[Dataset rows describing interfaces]
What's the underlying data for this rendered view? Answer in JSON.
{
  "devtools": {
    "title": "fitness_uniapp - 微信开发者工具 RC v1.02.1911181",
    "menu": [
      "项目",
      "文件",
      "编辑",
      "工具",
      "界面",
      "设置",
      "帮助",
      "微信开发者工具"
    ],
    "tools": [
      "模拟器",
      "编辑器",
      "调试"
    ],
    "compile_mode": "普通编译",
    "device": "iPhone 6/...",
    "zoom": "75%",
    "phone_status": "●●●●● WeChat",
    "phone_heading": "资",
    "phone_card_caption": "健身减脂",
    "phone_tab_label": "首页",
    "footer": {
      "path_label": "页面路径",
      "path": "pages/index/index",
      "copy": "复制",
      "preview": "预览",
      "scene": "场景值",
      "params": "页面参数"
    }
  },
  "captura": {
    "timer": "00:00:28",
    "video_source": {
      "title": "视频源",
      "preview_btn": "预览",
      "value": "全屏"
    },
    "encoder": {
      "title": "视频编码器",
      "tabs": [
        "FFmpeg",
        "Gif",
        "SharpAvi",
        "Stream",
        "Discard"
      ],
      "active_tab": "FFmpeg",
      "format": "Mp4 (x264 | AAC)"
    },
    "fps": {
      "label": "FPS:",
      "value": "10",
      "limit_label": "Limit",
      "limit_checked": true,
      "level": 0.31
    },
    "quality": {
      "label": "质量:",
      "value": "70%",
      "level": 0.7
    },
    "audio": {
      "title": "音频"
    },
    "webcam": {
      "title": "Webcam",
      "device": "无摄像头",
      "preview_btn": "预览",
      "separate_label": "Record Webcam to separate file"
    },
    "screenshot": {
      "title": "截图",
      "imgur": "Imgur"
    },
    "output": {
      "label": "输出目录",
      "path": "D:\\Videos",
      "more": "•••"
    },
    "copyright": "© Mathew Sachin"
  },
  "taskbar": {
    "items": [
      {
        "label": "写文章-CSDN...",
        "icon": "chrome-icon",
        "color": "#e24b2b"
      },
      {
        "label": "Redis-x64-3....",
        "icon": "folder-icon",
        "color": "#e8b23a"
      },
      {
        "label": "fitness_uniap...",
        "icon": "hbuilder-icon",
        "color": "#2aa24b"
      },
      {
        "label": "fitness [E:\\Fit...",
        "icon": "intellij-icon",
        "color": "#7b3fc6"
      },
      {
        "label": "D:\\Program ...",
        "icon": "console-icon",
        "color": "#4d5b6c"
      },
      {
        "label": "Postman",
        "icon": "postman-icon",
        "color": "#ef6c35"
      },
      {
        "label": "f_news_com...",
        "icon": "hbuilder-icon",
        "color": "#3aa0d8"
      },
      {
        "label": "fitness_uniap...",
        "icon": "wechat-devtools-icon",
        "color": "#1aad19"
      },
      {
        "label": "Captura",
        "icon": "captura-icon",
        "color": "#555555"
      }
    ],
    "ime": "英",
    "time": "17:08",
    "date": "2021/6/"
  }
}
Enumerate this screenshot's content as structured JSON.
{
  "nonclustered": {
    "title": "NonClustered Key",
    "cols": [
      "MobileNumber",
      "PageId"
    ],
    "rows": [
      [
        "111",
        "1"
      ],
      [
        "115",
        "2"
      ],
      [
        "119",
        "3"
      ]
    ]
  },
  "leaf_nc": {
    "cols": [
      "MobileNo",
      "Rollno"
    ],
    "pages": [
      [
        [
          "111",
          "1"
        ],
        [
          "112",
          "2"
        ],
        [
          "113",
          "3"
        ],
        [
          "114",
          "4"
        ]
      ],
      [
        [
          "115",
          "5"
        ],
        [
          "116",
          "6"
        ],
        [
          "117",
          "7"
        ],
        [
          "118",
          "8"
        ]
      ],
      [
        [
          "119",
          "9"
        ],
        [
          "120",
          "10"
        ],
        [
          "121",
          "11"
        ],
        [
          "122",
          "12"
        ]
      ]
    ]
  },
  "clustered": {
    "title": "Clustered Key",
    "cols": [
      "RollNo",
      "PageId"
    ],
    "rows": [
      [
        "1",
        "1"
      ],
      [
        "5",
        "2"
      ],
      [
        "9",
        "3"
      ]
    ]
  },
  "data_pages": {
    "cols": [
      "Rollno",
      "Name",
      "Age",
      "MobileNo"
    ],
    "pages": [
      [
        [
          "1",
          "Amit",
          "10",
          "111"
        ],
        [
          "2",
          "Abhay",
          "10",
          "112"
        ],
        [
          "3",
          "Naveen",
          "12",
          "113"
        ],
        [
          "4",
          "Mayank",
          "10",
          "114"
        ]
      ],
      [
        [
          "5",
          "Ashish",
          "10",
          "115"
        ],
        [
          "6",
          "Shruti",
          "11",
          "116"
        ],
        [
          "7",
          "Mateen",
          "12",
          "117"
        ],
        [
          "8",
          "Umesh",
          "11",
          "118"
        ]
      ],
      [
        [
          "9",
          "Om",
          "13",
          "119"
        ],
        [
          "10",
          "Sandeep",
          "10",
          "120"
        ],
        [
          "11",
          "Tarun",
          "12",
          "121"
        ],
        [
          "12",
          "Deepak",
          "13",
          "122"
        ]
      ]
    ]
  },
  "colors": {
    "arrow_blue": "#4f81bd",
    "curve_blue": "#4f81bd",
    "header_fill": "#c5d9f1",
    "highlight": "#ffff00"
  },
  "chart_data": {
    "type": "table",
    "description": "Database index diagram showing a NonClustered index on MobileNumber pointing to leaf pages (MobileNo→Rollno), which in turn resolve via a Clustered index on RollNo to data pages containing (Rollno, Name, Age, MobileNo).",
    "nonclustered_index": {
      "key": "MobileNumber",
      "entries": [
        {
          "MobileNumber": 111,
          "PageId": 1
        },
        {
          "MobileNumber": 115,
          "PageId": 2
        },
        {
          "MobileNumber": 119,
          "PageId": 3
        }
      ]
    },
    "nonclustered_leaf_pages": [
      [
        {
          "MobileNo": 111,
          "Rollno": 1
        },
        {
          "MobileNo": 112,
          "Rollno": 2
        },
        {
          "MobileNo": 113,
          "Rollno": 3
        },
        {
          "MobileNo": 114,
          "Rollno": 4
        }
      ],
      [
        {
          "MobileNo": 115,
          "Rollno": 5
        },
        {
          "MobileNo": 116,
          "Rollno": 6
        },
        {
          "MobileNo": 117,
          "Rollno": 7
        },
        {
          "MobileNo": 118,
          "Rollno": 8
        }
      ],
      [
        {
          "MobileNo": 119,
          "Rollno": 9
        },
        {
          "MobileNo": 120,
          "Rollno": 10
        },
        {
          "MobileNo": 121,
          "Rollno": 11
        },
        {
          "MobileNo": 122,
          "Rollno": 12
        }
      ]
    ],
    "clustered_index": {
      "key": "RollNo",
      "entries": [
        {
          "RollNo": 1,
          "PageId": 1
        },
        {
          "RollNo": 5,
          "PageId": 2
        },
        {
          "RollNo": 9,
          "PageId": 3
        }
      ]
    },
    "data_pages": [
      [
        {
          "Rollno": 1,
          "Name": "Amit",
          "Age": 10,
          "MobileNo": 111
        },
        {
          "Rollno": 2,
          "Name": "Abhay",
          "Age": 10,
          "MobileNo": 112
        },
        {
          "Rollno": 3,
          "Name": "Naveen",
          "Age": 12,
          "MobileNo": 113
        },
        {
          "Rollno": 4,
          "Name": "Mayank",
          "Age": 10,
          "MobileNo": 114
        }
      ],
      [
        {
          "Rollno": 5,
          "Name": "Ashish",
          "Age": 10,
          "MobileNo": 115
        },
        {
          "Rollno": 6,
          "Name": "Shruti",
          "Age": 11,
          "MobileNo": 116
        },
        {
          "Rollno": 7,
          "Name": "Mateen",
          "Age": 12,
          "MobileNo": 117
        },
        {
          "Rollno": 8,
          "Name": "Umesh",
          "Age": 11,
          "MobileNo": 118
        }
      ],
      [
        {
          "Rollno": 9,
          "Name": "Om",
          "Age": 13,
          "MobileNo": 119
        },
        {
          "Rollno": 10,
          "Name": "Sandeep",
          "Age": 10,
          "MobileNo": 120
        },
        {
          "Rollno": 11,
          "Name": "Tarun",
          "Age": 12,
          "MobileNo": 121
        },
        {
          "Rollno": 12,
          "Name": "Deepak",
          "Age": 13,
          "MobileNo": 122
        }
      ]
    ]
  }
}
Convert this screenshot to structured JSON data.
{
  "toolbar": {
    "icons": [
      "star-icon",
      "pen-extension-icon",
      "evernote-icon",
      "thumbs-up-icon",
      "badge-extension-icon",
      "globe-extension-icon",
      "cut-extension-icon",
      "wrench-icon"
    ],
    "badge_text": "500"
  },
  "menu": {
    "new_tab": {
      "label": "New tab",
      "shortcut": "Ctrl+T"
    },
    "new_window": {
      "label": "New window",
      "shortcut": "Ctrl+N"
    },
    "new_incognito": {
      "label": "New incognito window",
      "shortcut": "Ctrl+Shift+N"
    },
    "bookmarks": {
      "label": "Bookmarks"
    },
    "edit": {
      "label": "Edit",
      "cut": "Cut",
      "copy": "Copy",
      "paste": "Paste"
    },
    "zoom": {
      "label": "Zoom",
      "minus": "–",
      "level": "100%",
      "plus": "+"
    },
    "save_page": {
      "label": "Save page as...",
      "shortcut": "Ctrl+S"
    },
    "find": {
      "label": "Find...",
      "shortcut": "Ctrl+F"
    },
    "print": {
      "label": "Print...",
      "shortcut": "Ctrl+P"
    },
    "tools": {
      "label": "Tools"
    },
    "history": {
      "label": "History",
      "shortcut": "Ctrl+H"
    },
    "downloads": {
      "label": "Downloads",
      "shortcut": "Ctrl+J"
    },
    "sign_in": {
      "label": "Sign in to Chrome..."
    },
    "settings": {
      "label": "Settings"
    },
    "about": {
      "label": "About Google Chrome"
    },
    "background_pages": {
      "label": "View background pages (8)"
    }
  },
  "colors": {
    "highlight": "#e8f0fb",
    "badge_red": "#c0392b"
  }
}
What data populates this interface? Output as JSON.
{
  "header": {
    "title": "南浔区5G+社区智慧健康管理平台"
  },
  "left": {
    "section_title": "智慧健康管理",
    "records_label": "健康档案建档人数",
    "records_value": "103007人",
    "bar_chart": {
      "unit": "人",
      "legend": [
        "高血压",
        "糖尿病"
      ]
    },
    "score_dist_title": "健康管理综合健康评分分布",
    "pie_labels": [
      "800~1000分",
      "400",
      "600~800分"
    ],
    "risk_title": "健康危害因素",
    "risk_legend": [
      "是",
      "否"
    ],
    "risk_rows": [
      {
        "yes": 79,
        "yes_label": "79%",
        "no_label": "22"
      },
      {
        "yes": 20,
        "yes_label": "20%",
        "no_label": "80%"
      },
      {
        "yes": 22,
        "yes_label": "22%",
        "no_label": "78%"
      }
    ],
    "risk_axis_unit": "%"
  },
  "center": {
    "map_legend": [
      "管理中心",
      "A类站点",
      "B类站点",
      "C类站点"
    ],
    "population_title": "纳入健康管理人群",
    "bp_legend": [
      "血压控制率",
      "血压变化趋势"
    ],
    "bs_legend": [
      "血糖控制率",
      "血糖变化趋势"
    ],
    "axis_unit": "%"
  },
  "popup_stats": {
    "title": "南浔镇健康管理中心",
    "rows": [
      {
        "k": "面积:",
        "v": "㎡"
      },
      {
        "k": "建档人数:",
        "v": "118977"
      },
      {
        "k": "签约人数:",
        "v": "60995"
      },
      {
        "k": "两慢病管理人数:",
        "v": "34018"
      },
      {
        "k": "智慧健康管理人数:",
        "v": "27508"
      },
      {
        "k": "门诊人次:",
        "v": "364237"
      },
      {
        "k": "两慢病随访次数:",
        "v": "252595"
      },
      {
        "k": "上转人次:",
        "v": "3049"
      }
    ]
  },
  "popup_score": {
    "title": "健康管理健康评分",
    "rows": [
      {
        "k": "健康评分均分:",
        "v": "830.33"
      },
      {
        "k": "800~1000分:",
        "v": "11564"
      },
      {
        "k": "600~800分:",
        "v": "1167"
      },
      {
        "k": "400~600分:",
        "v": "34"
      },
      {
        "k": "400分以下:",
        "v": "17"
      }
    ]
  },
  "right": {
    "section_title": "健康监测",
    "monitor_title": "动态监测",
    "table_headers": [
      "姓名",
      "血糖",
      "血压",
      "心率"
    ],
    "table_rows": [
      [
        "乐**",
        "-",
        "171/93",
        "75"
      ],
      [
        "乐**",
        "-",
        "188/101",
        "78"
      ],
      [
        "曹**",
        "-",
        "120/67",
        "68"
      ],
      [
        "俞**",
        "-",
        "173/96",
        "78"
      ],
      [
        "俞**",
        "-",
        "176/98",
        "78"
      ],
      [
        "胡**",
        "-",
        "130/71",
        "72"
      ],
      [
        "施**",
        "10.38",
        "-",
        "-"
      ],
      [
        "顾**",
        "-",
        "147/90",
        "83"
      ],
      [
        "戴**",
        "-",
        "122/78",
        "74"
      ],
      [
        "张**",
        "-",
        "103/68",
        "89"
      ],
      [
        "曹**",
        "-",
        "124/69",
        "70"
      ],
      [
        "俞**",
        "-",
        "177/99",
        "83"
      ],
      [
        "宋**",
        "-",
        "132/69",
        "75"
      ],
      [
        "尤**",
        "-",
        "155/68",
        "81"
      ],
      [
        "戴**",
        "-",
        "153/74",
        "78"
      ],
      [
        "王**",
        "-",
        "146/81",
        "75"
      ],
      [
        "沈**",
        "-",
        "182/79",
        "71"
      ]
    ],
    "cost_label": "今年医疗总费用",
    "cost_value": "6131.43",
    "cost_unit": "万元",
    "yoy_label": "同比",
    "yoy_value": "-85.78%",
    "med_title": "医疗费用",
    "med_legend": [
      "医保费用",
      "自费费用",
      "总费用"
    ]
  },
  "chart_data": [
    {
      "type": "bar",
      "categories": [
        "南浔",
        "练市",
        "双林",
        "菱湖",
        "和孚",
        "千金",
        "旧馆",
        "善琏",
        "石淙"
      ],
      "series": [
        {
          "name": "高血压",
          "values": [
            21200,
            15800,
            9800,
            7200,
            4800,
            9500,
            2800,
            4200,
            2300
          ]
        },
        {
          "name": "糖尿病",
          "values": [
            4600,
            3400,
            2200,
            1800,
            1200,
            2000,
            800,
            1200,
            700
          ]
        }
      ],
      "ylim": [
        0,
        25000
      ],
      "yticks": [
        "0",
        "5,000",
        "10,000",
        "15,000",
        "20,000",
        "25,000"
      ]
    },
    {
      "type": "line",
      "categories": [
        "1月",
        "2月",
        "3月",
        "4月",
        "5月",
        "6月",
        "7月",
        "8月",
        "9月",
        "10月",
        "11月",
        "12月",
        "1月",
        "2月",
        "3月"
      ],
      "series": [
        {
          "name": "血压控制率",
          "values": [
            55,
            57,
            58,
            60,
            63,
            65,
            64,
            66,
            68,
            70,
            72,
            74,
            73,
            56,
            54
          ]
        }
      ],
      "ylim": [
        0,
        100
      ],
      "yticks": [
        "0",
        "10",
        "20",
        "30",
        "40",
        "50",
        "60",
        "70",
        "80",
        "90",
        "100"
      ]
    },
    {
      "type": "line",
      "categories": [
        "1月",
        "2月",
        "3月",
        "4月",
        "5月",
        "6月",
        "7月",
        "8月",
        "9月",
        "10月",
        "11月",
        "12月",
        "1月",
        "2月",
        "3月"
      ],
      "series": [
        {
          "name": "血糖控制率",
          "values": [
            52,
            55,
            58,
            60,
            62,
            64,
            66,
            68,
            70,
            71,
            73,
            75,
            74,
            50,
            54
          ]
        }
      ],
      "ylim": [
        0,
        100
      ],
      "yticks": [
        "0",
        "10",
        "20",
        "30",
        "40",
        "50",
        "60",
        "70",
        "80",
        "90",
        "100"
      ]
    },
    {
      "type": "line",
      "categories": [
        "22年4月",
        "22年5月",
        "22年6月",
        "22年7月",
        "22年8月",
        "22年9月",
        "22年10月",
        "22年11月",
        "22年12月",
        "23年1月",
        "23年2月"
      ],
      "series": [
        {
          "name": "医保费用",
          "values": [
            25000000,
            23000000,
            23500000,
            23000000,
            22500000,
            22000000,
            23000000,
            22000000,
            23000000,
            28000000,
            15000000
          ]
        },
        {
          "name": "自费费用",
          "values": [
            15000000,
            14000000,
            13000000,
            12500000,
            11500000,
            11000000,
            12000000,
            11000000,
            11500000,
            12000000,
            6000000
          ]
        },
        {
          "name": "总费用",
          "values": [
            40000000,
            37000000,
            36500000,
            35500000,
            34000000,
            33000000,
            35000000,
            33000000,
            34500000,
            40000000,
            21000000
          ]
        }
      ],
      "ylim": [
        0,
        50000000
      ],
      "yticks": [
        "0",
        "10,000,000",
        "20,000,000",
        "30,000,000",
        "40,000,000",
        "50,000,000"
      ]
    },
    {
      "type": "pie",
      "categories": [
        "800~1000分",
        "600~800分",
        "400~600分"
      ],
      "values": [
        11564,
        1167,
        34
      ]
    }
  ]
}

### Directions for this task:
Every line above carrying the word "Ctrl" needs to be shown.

### Exercise output:
      "shortcut": "Ctrl+T"
      "shortcut": "Ctrl+N"
      "shortcut": "Ctrl+Shift+N"
      "shortcut": "Ctrl+S"
      "shortcut": "Ctrl+F"
      "shortcut": "Ctrl+P"
      "shortcut": "Ctrl+H"
      "shortcut": "Ctrl+J"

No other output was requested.